New York

“A Very, Very Long Cat”


Samuel Morse’s technology might be a relic, but the etymological basis of telegraphy still obtains (from the Greek, it literally means “writing from afar”). Indeed, if anything, one can—as “A Very, Very Long Cat” did—argue that, specific hardware of dots and dashes aside, ideas of transfer are now omnipresent, shaped by e-mail, social networks, and other technological and cultural shifts. Speaking of the proliferation of radio in his own time, Albert Einstein described communication devoid of physical support: “You see, wire telegraph is a kind of a very, very long cat. You pull his tail in New York and his head is meowing in Los Angeles. Do you understand this? And radio operates exactly the same way: You send signals here, they receive them there. The only difference is that there is no cat.” Taking this quip as the basis for the show’s title, Wallspace’s Jane Hait brought together artists living in Berlin, London, and Los Angeles whose work involves transmission: the conveyance of thought, the diffusion of broadcast, or the exigencies of transport as registered through the actual movement of objects.

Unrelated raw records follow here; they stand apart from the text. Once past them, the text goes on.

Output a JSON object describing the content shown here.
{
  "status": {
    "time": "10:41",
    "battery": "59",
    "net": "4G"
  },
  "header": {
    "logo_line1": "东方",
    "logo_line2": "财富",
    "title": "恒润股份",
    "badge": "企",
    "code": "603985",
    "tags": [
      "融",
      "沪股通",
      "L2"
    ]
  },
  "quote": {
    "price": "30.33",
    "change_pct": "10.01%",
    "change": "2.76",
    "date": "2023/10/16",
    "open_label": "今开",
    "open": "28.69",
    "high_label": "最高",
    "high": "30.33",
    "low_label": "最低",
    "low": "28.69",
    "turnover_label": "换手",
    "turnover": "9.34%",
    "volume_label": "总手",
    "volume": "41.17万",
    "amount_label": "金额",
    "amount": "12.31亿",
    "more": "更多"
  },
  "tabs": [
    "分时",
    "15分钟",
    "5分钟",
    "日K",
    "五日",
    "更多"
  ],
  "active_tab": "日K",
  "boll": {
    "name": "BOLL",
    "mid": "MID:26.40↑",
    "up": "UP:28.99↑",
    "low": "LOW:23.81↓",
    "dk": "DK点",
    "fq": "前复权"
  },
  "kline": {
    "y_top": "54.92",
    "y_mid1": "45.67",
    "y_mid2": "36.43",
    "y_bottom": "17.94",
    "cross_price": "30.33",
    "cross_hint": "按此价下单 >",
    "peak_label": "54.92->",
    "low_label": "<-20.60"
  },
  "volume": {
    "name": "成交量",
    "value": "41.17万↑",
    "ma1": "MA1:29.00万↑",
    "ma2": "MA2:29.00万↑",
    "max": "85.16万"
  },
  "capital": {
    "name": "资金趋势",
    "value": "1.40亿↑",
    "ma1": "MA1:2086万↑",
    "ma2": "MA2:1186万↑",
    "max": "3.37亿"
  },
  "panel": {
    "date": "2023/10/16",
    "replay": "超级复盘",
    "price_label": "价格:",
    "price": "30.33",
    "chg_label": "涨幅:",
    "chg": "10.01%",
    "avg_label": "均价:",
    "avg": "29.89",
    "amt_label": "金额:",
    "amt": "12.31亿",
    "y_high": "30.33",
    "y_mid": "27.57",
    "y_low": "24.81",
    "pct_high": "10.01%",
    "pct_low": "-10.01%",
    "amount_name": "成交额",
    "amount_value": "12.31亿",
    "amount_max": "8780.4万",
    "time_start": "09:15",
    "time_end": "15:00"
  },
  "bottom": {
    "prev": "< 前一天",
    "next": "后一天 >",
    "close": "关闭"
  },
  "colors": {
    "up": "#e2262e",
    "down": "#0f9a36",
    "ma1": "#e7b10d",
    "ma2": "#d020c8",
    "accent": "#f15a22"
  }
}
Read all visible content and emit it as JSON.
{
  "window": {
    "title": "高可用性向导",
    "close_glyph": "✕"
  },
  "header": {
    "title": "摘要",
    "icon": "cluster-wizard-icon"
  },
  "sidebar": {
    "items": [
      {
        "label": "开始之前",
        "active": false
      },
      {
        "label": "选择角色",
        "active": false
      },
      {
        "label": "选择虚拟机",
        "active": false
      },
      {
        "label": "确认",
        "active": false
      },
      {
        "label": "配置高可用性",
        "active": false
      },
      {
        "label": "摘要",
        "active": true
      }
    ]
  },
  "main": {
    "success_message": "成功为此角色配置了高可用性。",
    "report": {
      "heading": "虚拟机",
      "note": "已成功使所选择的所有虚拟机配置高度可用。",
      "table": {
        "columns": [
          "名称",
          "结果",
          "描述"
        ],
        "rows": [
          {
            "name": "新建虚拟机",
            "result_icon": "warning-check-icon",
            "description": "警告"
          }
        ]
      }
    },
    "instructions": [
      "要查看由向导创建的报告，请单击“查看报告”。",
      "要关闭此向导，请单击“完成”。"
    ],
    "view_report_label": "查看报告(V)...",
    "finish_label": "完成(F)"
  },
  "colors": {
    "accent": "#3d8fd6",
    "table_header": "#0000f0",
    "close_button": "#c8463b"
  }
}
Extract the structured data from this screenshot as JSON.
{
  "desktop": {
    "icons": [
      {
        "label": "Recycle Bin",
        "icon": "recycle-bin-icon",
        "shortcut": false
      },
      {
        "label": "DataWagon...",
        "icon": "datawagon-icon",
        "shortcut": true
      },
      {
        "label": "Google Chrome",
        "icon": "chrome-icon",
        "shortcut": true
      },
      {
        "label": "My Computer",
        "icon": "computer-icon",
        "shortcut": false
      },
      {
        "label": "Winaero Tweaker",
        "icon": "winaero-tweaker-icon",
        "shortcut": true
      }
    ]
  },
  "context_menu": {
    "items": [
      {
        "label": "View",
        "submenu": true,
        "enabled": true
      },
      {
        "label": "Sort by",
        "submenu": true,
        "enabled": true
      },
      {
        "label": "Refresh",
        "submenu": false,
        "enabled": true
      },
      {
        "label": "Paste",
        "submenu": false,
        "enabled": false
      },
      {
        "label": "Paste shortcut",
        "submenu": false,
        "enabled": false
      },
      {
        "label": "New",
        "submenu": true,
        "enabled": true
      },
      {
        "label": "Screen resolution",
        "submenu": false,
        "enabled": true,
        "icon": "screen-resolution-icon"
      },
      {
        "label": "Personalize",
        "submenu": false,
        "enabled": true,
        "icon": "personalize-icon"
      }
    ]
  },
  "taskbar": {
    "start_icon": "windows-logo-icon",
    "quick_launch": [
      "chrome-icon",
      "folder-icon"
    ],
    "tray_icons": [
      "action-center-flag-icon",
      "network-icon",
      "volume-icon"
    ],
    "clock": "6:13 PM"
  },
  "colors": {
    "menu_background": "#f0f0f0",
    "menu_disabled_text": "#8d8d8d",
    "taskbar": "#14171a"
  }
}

This last position was exemplified by Walead Beshty’s FedEx works, which document transit directly. Having fabricated copper—or, elsewhere, glass—boxes in the proprietary FedEx dimensions, Beshty ships them via the same delivery service, with the objects bearing witness to their peregrination with fingerprints, affixed labels, and other abuses suffered in the process of their distribution. Differently if no less actually indexical, Dan Rees’s Rorschach-like Payne’s Grey and Vermillion, 2010, comprises a site-specific acrylic monoprint: A painted canvas with two hovering paint fields forms the stamp for a mirror image impressed on the adjacent wall, thus truncating—and making visually evident (as do Beshty’s bar-code stickers and smudges)—the causal chain that produced it. If Rees thus produces a somewhat shorter cat, as it were, he also indicates the show’s presentational dimension. For Autobiography (If These Walls Could Speak), 2010, Nina Beier and Marie Lund directed gallery staff to excavate, according to memory, spackled holes left behind from artworks hung in prior installations, producing another kind of reflexivity about the space and its immediate history. The show’s centerpiece, meanwhile, John Smith’s film Shepherd’s Delight—An Analysis of Humour, 1980–84—a half-hour romp that queries the origins and meanings of the saying “Red sky at morning, shepherds take warning; red sky at night, shepherds’ delight” through an episodic series of eccentric and at times ridiculous analyses—trades on the slippages in meaning inherent in the reading of texts, product packaging, and other visual phenomena. (Its use of the illustrated lecture, as curator Jon Thompson first put forward, likewise pokes fun at semiological analysis.)

This interest in diffusion per se underpins much of the show. Smith’s film, in particular, takes the jesting absurdity of failed communication as both its subject and its operational mode, but more works bespeak the pathos a game of telephone also implies, proposing an equally fundamental idea of the conveyance of information as innately entropic. Indeed, Kerry Tribe’s affecting letterpress prints turn out to have been, unsurprisingly, a “driving force in the organization of this show,” as the press materials make known (the associated film work, H. M., 2009, is included in this year’s Whitney Biennial). Henry Gustav Molaison (aka Patient H. M.) was an epileptic who underwent experimental brain surgery in 1953—only to lose the ability to form new long-term memories. His ensuing amnesia formed the basis for our subsequent understanding of neural structures, even as he convalesced for many decades in relative obscurity, completing, among other salutary pursuits, the crossword puzzles that Tribe formalizes in the exhibited prints. Here, the mnemonic is wished for and peremptorily stalled, even as Tribe, and “A Very, Very Long Cat” more generally, suggests that there can be no communication without a medium, however disembodied, let alone without a recipient.

Suzanne Hudson